GOAL OF THE EXERCISE
Please return every line below that contains the string "more".

[Data about app and page elements]
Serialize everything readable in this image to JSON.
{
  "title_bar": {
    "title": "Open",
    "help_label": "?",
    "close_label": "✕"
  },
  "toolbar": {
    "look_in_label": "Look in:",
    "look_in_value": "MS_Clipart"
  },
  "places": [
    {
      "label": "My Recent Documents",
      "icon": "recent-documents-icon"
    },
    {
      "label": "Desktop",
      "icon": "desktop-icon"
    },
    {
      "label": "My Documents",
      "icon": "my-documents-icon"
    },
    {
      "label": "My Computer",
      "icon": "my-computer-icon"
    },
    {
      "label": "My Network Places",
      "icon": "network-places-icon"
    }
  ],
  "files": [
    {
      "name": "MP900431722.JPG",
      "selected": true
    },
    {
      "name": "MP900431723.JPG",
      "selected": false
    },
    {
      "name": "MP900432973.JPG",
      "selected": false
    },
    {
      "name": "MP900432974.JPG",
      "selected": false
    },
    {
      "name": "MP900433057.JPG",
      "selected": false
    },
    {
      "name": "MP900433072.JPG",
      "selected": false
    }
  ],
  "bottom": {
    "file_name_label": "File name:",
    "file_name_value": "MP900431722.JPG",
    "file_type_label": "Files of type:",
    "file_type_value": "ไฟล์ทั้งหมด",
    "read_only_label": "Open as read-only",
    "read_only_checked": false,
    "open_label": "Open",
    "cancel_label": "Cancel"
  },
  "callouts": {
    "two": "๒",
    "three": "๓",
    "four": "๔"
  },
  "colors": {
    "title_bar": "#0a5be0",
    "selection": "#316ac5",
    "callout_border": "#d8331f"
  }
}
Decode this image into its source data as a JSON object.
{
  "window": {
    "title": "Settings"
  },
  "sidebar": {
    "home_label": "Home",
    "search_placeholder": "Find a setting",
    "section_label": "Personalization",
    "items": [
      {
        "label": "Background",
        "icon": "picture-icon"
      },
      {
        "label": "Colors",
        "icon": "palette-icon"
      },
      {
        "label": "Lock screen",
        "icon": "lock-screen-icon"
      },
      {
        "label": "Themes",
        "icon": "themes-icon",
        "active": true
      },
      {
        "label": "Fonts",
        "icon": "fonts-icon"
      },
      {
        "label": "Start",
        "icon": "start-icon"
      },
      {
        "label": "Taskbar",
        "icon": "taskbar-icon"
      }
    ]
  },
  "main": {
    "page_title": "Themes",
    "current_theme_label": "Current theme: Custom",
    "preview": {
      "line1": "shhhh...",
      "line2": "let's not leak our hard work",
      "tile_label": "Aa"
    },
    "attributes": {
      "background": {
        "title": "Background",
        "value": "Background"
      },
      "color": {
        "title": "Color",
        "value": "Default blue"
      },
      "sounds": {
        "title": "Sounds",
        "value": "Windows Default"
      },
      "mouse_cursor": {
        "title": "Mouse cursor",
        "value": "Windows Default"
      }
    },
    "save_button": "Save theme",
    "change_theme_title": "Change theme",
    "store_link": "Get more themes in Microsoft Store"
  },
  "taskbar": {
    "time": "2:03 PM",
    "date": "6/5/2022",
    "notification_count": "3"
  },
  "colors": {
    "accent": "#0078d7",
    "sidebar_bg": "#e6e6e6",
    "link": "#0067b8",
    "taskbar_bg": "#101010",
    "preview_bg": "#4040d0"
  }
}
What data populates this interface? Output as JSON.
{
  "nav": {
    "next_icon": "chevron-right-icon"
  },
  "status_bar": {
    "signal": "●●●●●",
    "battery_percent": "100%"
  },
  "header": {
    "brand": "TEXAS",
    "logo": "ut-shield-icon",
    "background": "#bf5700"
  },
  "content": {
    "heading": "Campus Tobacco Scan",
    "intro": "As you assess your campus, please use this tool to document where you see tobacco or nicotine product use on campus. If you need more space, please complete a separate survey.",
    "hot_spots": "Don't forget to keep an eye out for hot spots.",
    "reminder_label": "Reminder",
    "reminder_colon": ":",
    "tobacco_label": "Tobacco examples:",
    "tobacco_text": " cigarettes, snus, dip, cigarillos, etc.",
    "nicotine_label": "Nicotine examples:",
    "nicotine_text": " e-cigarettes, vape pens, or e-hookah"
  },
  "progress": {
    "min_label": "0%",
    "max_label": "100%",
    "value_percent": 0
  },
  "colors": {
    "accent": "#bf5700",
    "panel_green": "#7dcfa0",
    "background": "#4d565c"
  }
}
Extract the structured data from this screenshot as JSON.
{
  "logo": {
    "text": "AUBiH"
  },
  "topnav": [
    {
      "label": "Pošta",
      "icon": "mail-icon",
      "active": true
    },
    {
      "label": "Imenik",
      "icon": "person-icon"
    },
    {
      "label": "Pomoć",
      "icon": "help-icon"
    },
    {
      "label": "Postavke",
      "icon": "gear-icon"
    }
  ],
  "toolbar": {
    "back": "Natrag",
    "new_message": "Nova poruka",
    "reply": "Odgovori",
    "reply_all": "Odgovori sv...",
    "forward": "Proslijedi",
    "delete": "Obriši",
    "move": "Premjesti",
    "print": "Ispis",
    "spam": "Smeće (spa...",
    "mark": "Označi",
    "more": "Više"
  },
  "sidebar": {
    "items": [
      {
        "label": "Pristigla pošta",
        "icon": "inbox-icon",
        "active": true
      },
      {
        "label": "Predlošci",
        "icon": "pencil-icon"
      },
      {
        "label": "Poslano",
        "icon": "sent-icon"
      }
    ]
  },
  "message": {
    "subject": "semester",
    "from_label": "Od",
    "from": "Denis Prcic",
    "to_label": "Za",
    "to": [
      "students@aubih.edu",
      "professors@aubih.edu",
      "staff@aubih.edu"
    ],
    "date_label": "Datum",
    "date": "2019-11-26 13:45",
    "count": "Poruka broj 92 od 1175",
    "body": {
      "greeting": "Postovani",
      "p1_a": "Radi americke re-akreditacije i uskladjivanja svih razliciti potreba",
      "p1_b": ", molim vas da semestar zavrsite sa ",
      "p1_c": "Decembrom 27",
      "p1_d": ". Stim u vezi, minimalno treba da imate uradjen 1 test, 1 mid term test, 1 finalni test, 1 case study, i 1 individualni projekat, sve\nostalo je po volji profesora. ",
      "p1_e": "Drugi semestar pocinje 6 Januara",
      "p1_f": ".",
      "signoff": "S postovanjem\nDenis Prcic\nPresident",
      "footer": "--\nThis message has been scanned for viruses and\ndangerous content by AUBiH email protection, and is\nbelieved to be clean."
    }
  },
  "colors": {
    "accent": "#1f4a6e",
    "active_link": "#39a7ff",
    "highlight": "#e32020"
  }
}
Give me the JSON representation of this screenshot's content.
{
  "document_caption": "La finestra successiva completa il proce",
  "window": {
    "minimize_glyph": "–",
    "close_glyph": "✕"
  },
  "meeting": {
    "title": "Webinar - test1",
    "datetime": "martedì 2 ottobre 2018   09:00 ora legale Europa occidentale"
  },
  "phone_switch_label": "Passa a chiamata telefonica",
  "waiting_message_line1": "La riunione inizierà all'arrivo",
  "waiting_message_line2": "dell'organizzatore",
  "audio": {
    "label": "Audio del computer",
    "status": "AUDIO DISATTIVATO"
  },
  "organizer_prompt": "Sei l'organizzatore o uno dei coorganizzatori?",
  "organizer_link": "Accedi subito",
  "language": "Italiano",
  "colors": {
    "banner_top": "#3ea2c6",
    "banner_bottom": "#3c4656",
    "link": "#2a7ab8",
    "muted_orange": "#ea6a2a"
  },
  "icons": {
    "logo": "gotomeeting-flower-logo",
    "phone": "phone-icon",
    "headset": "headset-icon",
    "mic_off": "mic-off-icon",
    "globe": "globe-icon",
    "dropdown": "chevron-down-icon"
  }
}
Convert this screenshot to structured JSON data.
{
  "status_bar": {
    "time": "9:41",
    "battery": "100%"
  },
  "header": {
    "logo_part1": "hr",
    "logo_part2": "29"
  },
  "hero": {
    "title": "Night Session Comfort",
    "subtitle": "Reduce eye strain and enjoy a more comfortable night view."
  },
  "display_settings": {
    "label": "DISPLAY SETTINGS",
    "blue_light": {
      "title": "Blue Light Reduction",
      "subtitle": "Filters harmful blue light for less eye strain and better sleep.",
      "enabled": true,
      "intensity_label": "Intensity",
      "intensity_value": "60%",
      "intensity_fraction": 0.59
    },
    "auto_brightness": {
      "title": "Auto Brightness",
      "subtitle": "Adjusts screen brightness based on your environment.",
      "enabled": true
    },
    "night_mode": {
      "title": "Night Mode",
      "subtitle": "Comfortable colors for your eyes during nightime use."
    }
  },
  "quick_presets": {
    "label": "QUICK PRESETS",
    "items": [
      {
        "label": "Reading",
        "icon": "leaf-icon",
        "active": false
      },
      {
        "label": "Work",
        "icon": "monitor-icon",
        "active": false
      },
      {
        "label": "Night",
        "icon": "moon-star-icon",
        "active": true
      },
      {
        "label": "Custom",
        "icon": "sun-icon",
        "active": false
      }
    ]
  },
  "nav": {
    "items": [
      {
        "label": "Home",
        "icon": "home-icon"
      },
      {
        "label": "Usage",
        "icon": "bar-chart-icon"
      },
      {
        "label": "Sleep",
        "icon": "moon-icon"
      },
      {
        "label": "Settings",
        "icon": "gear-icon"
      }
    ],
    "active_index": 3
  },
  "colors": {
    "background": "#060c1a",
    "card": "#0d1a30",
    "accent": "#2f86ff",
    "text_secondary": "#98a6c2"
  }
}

YOUR SOLUTION
    "store_link": "Get more themes in Microsoft Store"
    "intro": "As you assess your campus, please use this tool to document where you see tobacco or nicotine product use on campus. If you need more space, please complete a separate survey.",
    "more": "Više"
    "subtitle": "Reduce eye strain and enjoy a more comfortable night view."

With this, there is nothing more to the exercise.